Convenience enhancements make healthier options easier to select or eat. This may mean putting healthier food options close to the front of a cafeteria, when consumers have an empty tray to fill up. Another convenience is pre-cut fruit or vegetables, such as easy-to-eat pineapple chunks on display rather than labour-intensive whole pineapples. Taken together, these nudges could cut 199 kcal per day, which corresponds to 20 sugar cubes.
Size enhancements modify either the size of containers (plates, bowls, etc.) or the portion of food on the plate. These nudges are the best way to reduce the amount of unhealthy food consumed and could cut daily calorie consumption by about 320 kcal, as much as 32 cubes of sugar.
Marketing, nudges and health
Most debates at the public policy level are about informing people; one example is labels with nutrition facts. Providing information has merit from an educational and ethical point of view. Information is of value itself. But it is only a quarter as effective as a behavioural nudge that literally takes people by the hand.
In another paper, we looked at how consumers felt about different types of nudges. We found that people were poor judges of their effectiveness. Worse, approval ratings were inversely related to the actual effectiveness of the nudge. Research, not intuition, should be our guide when deciding which types of nudges to use.

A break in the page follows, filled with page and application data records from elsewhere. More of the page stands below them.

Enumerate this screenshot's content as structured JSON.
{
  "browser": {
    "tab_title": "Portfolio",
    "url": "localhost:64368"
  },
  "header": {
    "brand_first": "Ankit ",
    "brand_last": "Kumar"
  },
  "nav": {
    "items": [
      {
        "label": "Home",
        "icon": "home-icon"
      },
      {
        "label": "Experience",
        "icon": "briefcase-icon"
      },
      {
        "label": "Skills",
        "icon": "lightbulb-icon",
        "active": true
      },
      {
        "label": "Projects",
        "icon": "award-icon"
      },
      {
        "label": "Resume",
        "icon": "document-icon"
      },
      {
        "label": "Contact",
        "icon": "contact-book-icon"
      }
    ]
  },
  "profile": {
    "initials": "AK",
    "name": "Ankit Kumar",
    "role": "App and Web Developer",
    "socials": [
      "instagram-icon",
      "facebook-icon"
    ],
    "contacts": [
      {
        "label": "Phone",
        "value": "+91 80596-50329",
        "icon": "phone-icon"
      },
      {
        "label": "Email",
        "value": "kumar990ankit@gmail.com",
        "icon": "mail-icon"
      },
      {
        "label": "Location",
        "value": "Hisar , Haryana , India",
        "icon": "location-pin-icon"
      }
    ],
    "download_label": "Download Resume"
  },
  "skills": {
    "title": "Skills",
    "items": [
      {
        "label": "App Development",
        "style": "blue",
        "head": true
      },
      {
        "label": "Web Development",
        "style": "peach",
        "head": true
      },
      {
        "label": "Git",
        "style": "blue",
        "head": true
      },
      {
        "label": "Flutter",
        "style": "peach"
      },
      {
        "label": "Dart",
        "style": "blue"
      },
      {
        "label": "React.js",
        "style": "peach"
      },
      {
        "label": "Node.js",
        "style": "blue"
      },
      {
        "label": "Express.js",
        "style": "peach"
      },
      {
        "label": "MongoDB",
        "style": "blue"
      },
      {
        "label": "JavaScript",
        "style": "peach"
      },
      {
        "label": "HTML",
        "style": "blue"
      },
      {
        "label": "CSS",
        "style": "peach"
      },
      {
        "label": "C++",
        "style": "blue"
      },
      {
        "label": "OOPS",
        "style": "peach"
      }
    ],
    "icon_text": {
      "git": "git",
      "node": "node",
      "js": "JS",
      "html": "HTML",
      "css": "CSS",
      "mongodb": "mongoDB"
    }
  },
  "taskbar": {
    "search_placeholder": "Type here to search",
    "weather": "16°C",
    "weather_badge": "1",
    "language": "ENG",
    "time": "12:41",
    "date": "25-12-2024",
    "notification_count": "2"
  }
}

Now that we know which healthy eating nudges work best, we should be ready to cheer our favourite stores or restaurants as they shift the focus of their nudges from what we know to how we feel and what we do.
Researchers can contribute to our “living” meta-analysis here.
Pierre Chandon is the L’Oréal Chaired Professor of Marketing, Innovation and Creativity at INSEAD and the Director of the INSEAD-Sorbonne University Behavioural Lab. Watch his TEDxINSEAD talk on Epicurean nudges.